Problem to solve: Gather every line in the records below that contains the word "offset".

Provided information:
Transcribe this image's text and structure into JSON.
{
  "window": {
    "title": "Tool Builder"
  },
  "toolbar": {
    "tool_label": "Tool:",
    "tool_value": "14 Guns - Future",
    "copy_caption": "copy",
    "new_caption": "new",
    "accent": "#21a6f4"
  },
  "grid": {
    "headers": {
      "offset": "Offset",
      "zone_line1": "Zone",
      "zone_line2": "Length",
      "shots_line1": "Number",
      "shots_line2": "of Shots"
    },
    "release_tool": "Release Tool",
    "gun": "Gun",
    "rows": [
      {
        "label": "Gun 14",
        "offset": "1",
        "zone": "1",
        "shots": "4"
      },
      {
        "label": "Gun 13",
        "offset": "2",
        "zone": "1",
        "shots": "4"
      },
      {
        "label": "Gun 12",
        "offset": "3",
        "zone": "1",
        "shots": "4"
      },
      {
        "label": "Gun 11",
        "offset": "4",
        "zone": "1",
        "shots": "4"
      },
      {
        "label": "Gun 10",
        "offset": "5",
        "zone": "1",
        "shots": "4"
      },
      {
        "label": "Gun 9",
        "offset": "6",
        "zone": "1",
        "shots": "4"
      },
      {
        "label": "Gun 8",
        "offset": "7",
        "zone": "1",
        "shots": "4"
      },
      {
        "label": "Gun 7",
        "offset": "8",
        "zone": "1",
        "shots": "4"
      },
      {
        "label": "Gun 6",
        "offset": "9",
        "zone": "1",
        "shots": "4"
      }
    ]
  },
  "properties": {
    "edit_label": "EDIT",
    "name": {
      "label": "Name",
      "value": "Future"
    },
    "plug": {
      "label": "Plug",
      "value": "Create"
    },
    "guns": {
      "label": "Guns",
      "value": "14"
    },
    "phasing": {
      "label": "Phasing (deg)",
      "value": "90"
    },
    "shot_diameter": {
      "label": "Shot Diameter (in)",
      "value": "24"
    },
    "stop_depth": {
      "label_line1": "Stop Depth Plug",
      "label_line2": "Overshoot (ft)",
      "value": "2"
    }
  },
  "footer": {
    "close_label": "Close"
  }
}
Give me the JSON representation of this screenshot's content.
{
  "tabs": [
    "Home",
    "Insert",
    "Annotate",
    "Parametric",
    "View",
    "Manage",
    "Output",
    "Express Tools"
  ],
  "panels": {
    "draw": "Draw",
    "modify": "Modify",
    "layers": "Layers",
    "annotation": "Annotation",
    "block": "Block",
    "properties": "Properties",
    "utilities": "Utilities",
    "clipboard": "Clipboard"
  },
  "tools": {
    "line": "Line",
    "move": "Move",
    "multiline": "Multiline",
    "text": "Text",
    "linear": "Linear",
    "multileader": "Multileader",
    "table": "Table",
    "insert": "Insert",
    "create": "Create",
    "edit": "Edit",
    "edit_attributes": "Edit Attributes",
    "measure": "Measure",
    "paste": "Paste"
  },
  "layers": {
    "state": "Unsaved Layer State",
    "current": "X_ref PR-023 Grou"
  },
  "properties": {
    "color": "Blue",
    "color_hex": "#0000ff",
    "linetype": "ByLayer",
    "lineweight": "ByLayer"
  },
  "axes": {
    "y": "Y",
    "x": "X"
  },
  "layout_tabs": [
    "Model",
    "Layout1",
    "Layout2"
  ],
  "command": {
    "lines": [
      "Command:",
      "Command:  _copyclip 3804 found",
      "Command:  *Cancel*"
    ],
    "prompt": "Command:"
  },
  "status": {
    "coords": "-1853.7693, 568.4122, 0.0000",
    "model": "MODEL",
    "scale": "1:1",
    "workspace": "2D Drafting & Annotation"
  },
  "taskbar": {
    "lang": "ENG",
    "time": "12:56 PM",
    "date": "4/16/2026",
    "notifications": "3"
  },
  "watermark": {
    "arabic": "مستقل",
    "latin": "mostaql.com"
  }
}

Answer to this task:
      "offset": "Offset",
        "offset": "1",
        "offset": "2",
        "offset": "3",
        "offset": "4",
        "offset": "5",
        "offset": "6",
        "offset": "7",
        "offset": "8",
        "offset": "9",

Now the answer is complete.